- [THE PROBLEM]
Lines with the string "GOLD" must each be copied from the listing.
PROVIDED DATA: Begin
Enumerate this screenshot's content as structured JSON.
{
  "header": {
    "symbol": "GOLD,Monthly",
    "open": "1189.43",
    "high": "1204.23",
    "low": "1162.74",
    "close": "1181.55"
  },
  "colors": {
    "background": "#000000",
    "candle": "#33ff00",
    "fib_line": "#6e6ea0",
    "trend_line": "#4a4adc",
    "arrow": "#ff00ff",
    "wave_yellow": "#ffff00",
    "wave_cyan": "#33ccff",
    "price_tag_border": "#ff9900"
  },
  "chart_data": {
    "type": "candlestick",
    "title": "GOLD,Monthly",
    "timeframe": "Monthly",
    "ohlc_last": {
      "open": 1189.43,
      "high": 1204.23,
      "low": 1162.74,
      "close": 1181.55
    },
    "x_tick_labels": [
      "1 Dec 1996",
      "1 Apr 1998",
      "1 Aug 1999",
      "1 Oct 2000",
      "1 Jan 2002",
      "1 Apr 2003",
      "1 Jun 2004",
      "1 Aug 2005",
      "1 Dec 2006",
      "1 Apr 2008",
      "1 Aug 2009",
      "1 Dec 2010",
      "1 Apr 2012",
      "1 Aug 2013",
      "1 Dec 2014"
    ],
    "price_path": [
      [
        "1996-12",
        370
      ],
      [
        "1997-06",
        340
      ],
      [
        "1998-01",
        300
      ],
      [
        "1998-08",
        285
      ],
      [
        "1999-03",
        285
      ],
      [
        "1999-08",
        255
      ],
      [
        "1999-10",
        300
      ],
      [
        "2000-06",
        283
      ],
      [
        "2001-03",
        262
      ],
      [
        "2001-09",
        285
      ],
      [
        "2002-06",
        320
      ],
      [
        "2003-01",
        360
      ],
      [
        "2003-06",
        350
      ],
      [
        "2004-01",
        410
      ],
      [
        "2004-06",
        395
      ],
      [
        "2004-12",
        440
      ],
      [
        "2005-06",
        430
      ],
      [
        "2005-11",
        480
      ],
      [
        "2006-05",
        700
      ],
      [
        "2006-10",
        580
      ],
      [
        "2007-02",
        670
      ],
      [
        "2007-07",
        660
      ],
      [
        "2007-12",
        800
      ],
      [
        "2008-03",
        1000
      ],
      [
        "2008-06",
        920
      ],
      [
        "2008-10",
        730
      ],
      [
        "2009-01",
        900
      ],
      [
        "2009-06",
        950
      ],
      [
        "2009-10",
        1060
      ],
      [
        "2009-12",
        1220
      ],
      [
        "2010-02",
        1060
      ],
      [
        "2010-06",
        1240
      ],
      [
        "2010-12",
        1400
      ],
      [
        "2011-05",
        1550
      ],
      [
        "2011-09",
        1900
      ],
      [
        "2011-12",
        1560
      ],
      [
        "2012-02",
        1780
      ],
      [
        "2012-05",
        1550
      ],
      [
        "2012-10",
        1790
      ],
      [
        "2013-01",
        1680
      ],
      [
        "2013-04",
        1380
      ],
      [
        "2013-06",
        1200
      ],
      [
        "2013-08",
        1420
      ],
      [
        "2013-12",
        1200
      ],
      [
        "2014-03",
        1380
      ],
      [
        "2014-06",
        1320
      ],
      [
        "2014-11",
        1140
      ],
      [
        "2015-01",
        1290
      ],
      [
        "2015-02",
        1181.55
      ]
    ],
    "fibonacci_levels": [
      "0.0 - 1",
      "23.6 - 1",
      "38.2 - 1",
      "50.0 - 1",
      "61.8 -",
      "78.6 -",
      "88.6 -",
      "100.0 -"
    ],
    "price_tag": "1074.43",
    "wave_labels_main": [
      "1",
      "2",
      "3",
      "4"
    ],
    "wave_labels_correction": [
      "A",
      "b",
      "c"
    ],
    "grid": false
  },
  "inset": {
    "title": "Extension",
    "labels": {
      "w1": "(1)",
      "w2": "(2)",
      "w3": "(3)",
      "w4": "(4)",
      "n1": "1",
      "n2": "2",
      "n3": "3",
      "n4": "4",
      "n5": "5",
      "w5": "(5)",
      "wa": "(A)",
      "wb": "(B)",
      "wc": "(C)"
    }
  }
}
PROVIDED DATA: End
- [RESPONSE TO THE EXERCISE]
    "symbol": "GOLD,Monthly",
    "title": "GOLD,Monthly",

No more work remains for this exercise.